There is a style of Mexican mask that collectors are prone to call Moros. Indeed this name tends to be a generic label for masks from various dances, particularly in Northern Veracruz, but also in other states. My goal is to underscore some design elements that are so typical for this area that, when you see them, you realize that you are looking at a carving from the Huayacocotla/ Carpinteros area. I would certainly begin with an actual Moor, but ironically, of the five masks that encouraged me to write about this subject, none are actually Moors or Christians. However, all five represent Spaniards, four Soldiers and one Cowboy. I will start with an Español (Spaniard) that was used in Carnaval.
I obtained this mask from the Indigo Gallery, in Philadelphia, in 1996. It had been originally collected in the field by Jaled Muyaes and Estela Ogazon in about 1990, in Cruz de Ataque, a place near Huayacocotla. It was viewed as being much older, perhaps as old as the 1920s. Note the blue color around the eyes, meant to indicate that this mask depicts a Caucasian or a Christian.
The patina is impressive. The iron staple in the forehead is a typical marker from this area. We saw this feature on the Mojica masks, for example. The red spots on the cheeks confirm the identity of this dancer as a Spaniard. Because of his light skin he has sunburn.
Today I will show a group of five masks that I bought from Jaled Muyaes and Estela Ogazón on January 11, 1998. All of them were originally from Huayacocotla, Veracruz, although one had been found in Tempoal, Veracruz. All are unusually large, which seems to be typical for Huayacocotla masks. Jaled informed me that the first two of these masks were carved by the same carver. As you will soon see, the last three are clearly by another hand.
The first of these represents a Werewolf; it is a striking mask. This is the mask that was found by Jaled Muyaes and Estela Ogazón in Tempoal, Veracruz. When I show the side view it will be readily apparent from the size and the curving back edge that this is yet another mask by Modesto Sanchez. This mask was used during Carnaval.
If the teeth don’t get you then the fangs will!
Huayacocotla (sometimes alternatively spelled as Guayacocotla) is a town in a rural area of Veracruz, near the Hidalgo border. Carpinteros, Hidalgo is just a few miles up the road. Although these two towns are so close, they have distinctly different masks. Today I will introduce you to some masks by a wonderful carver —Modesto Sanchez, who I understand lived and worked in Huayacocotla, Veracruz. These masks are unusually large and they have remarkable exaggerated features.
Hundreds of miles north of Huayacocotla is the major city of Tempoal, Veracruz. Some of the masks that I attribute to Modesto were found there, raising the question of whether this carver might have lived in Tempoal, but I think that they were simply brought to that larger market by pickers, after use in rural towns.
The first of these was collected in Huayacocotla by Jaled Muyaes and his wife Estela Ogazón. It is my understanding that they met Modesto there. This mask has a woman’s hairline, and she danced during Carnaval (Mardi Gras). I obtained this mask in 2001.
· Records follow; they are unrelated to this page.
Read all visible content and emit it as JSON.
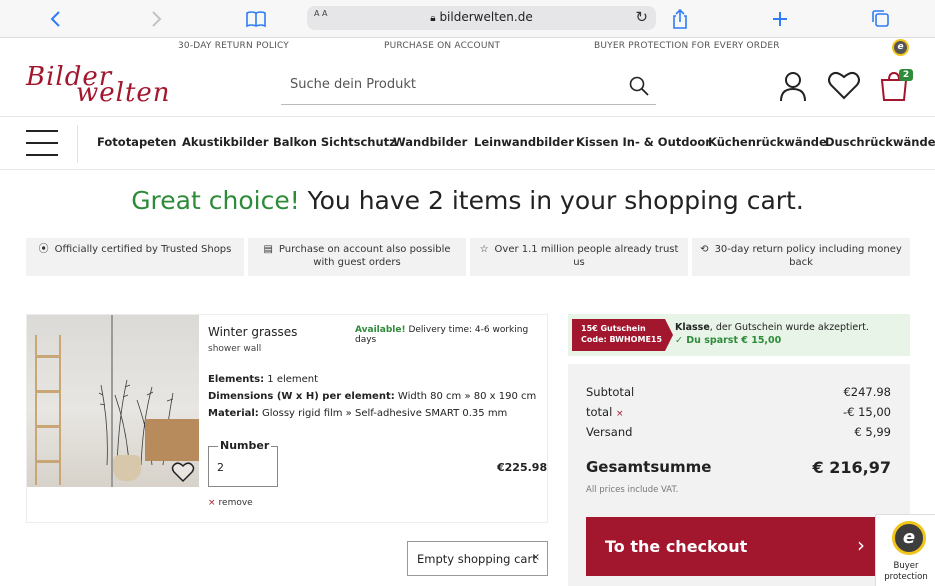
{
  "browser": {
    "url": "bilderwelten.de",
    "reader_label": "A A"
  },
  "usp": [
    "30-DAY RETURN POLICY",
    "PURCHASE ON ACCOUNT",
    "BUYER PROTECTION FOR EVERY ORDER"
  ],
  "header": {
    "logo_line1": "Bilder",
    "logo_line2": "welten",
    "search_placeholder": "Suche dein Produkt",
    "cart_count": "2"
  },
  "nav": {
    "items": [
      "Fototapeten",
      "Akustikbilder",
      "Balkon Sichtschutz",
      "Wandbilder",
      "Leinwandbilder",
      "Kissen In- & Outdoor",
      "Küchenrückwände",
      "Duschrückwände"
    ]
  },
  "headline": {
    "accent": "Great choice!",
    "rest": " You have 2 items in your shopping cart."
  },
  "trust": [
    "Officially certified by Trusted Shops",
    "Purchase on account also possible with guest orders",
    "Over 1.1 million people already trust us",
    "30-day return policy including money back"
  ],
  "product": {
    "title": "Winter grasses",
    "subtitle": "shower wall",
    "availability_label": "Available!",
    "delivery": "Delivery time: 4-6 working days",
    "elements_label": "Elements:",
    "elements_value": "1 element",
    "dimensions_label": "Dimensions (W x H) per element:",
    "dimensions_value": "Width 80 cm » 80 x 190 cm",
    "material_label": "Material:",
    "material_value": "Glossy rigid film » Self-adhesive SMART 0.35 mm",
    "quantity_label": "Number",
    "quantity_value": "2",
    "price": "€225.98",
    "remove_label": "remove"
  },
  "empty_cart_label": "Empty shopping cart",
  "voucher": {
    "tag_line1": "15€ Gutschein",
    "tag_line2": "Code: BWHOME15",
    "msg_bold": "Klasse",
    "msg_rest": ", der Gutschein wurde akzeptiert.",
    "saving": "Du sparst € 15,00"
  },
  "summary": {
    "subtotal_label": "Subtotal",
    "subtotal_value": "€247.98",
    "discount_label": "total",
    "discount_value": "-€ 15,00",
    "shipping_label": "Versand",
    "shipping_value": "€ 5,99",
    "total_label": "Gesamtsumme",
    "total_value": "€ 216,97",
    "vat_note": "All prices include VAT.",
    "checkout_label": "To the checkout"
  },
  "trusted_badge": {
    "line1": "Buyer",
    "line2": "protection"
  },
  "colors": {
    "brand": "#a3172e",
    "accent_green": "#2e8b3a",
    "safari_blue": "#2f7cf6"
  }
}
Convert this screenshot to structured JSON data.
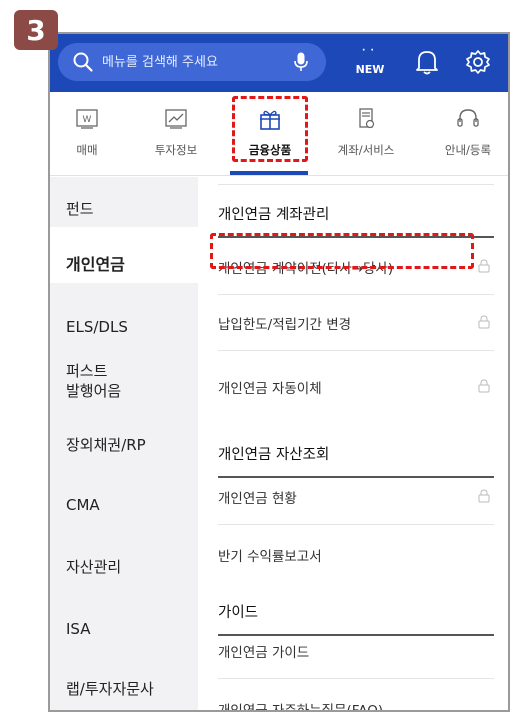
{
  "step_badge": "3",
  "search": {
    "placeholder": "메뉴를 검색해 주세요"
  },
  "header": {
    "new_label": "NEW",
    "new_sparks": "· ·"
  },
  "tabs": [
    {
      "label": "매매",
      "icon": "won-chart-icon",
      "active": false
    },
    {
      "label": "투자정보",
      "icon": "trend-chart-icon",
      "active": false
    },
    {
      "label": "금융상품",
      "icon": "gift-icon",
      "active": true
    },
    {
      "label": "계좌/서비스",
      "icon": "document-icon",
      "active": false
    },
    {
      "label": "안내/등록",
      "icon": "headset-icon",
      "active": false
    }
  ],
  "sidebar": {
    "items": [
      {
        "label": "펀드"
      },
      {
        "label": "개인연금"
      },
      {
        "label": "ELS/DLS"
      },
      {
        "label": "퍼스트\n발행어음"
      },
      {
        "label": "장외채권/RP"
      },
      {
        "label": "CMA"
      },
      {
        "label": "자산관리"
      },
      {
        "label": "ISA"
      },
      {
        "label": "랩/투자자문사"
      }
    ],
    "active_index": 1
  },
  "panel": {
    "sections": [
      {
        "title": "개인연금 계좌관리",
        "items": [
          {
            "label": "개인연금 계약이전(타사→당사)",
            "locked": true
          },
          {
            "label": "납입한도/적립기간 변경",
            "locked": true
          },
          {
            "label": "개인연금 자동이체",
            "locked": true
          }
        ]
      },
      {
        "title": "개인연금 자산조회",
        "items": [
          {
            "label": "개인연금 현황",
            "locked": true
          },
          {
            "label": "반기 수익률보고서",
            "locked": false
          }
        ]
      },
      {
        "title": "가이드",
        "items": [
          {
            "label": "개인연금 가이드",
            "locked": false
          },
          {
            "label": "개인연금 자주하는질문(FAQ)",
            "locked": false
          }
        ]
      }
    ]
  },
  "colors": {
    "brand_blue": "#1d49b8",
    "search_bg": "#3f68d6",
    "highlight_red": "#e01818",
    "badge_brown": "#8b4a45",
    "sidebar_bg": "#f2f2f4"
  }
}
She has a jolly expression and exaggerated features, which will be even more apparent and impressive in the side view.
Sorting through my masks, I collected an assortment of “loose ends,” masks that are more or less closely related to others featured in recent posts. I will draw from this collection for a few posts over the coming weeks, while the previous related masks are still fresh in our minds. Today the emphasis will be on Diablo masks from Veracruz.
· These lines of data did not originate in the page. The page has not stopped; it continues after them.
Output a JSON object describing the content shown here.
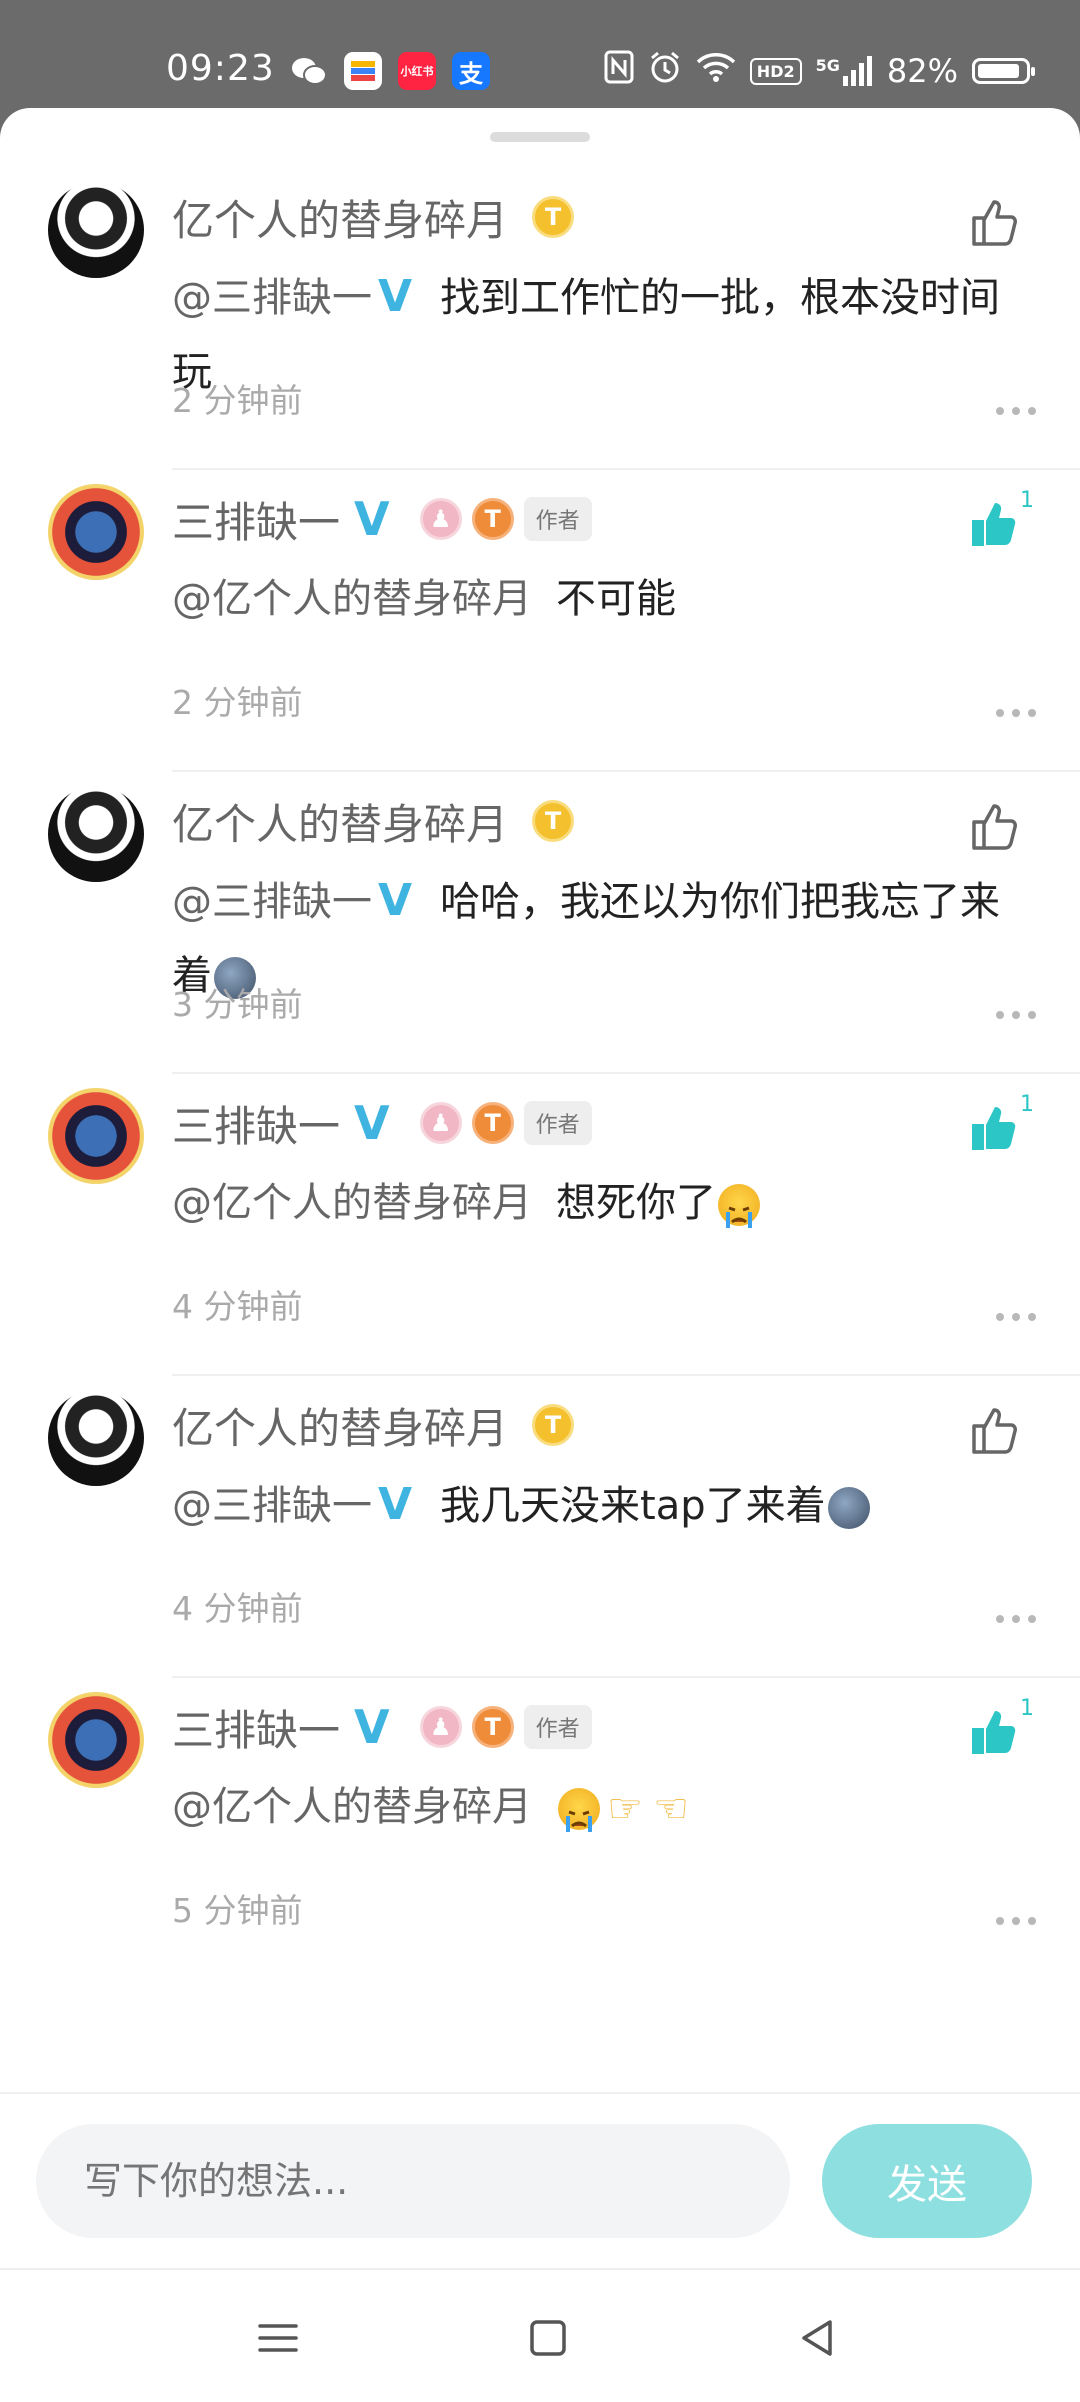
{
  "status_bar": {
    "time": "09:23",
    "apps": [
      {
        "icon": "wechat-icon",
        "color": "#ffffff",
        "label": ""
      },
      {
        "icon": "gallery-app-icon",
        "color": "#ffffff",
        "label": ""
      },
      {
        "icon": "xiaohongshu-icon",
        "color": "#ff2442",
        "label": "小红书"
      },
      {
        "icon": "alipay-icon",
        "color": "#1677ff",
        "label": "支"
      }
    ],
    "hd_label": "HD2",
    "signal_label": "5G",
    "battery": "82%"
  },
  "comments": [
    {
      "user": "亿个人的替身碎月",
      "avatar": "avatar-a1",
      "author": false,
      "mention": "@三排缺一",
      "mention_verified": true,
      "text": "找到工作忙的一批，根本没时间玩",
      "emoji": [],
      "time": "2 分钟前",
      "liked": false,
      "like_count": ""
    },
    {
      "user": "三排缺一",
      "avatar": "avatar-a2",
      "author": true,
      "author_tag": "作者",
      "mention": "@亿个人的替身碎月",
      "mention_verified": false,
      "text": "不可能",
      "emoji": [],
      "time": "2 分钟前",
      "liked": true,
      "like_count": "1"
    },
    {
      "user": "亿个人的替身碎月",
      "avatar": "avatar-a1",
      "author": false,
      "mention": "@三排缺一",
      "mention_verified": true,
      "text": "哈哈，我还以为你们把我忘了来着",
      "emoji": [
        "moon"
      ],
      "time": "3 分钟前",
      "liked": false,
      "like_count": ""
    },
    {
      "user": "三排缺一",
      "avatar": "avatar-a2",
      "author": true,
      "author_tag": "作者",
      "mention": "@亿个人的替身碎月",
      "mention_verified": false,
      "text": "想死你了",
      "emoji": [
        "cry"
      ],
      "time": "4 分钟前",
      "liked": true,
      "like_count": "1"
    },
    {
      "user": "亿个人的替身碎月",
      "avatar": "avatar-a1",
      "author": false,
      "mention": "@三排缺一",
      "mention_verified": true,
      "text": "我几天没来tap了来着",
      "emoji": [
        "moon"
      ],
      "time": "4 分钟前",
      "liked": false,
      "like_count": ""
    },
    {
      "user": "三排缺一",
      "avatar": "avatar-a2",
      "author": true,
      "author_tag": "作者",
      "mention": "@亿个人的替身碎月",
      "mention_verified": false,
      "text": "",
      "emoji": [
        "cry",
        "point-right",
        "point-left"
      ],
      "time": "5 分钟前",
      "liked": true,
      "like_count": "1"
    }
  ],
  "input": {
    "placeholder": "写下你的想法...",
    "send_label": "发送"
  },
  "colors": {
    "accent": "#2cc6c6",
    "send_bg": "#8edfe0",
    "verified": "#3fb4e0"
  }
}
I bought the first of these from René Bustamante in 1996. I liked it because it looked so much like an oversized Carnival Moor that had been fitted out with horns. Ironically, as I was gathering this assortment of masks I found an attractive Carnival Moor that I had overlooked when I did the post about those masks (February 8, 2016), so I will use that mask to compare the two styles. Here they are, side by side.
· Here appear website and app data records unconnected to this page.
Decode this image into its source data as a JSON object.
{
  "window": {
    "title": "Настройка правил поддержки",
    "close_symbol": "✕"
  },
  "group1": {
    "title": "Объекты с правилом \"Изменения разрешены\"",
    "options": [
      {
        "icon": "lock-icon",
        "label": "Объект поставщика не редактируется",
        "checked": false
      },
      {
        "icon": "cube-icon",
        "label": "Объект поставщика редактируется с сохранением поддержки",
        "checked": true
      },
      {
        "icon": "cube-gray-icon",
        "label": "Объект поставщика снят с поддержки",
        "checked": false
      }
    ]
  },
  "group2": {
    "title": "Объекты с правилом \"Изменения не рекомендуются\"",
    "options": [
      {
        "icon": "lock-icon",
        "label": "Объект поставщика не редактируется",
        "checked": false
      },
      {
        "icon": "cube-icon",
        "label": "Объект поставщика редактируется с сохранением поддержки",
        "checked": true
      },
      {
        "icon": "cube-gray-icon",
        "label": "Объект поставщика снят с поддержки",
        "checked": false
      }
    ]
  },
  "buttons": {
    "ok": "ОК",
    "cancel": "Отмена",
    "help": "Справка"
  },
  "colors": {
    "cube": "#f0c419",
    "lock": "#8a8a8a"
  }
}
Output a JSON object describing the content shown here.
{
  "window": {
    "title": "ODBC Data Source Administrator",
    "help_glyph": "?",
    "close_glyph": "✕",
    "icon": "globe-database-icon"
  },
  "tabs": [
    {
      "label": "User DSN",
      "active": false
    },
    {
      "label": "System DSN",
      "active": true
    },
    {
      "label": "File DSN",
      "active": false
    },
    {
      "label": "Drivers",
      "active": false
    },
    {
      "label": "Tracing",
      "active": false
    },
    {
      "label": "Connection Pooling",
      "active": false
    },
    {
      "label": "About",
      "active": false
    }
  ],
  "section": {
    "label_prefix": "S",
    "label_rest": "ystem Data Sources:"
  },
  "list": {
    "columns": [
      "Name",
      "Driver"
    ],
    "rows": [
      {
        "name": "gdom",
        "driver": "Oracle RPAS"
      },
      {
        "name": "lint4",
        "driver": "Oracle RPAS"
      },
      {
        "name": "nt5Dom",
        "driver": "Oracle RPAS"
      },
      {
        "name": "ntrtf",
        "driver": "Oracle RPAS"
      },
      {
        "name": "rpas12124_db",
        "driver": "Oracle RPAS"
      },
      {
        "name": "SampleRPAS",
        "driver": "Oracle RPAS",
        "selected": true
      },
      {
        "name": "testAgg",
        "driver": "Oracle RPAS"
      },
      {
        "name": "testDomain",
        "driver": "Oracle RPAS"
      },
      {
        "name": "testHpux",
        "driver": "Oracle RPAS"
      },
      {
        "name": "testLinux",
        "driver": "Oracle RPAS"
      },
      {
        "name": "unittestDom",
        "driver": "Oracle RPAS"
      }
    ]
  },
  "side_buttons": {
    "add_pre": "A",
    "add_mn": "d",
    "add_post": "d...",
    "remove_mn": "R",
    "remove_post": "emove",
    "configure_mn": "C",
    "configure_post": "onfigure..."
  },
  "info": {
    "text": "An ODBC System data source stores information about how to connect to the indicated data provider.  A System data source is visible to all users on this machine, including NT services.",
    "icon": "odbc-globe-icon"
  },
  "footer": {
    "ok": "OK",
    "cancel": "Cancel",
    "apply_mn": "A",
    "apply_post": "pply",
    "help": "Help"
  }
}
The Diablo is about 1½ times the size of the Moor mask.
This is the next in a group of posts about interesting and unusual masks that seemed related to others in recent postings. Today I will discuss a pair of Santiaguero masks from an unknown part of Veracruz and an additional “Negrito” mask from what I view as a Santiagos or Santiagueros dance in Naolinco.
The first two Santiaguero masks were said to be from El Nanclola, Veracruz. I had the impression that this was a place in the Huasteca area, but I have not found it on any map. I pulled out these two masks because of their long noses, wondering if these represented an additional style of Azteca mask. However, my notes indicated that they had been sold to me as Santiaguero masks and I realized that their long slender noses were very similar to those of the Hormega masks (a Santiaguero variant) in the Sierra de Puebla of Puebla and Veracruz. The first, with a cross on the forehead, is certainly not a Diablo or an Azteca mask.
According to the Urmstons, those they met in the Huasteca called masks like this “mosquitos,” but this was a nonspecific term used for any mask with a long nose.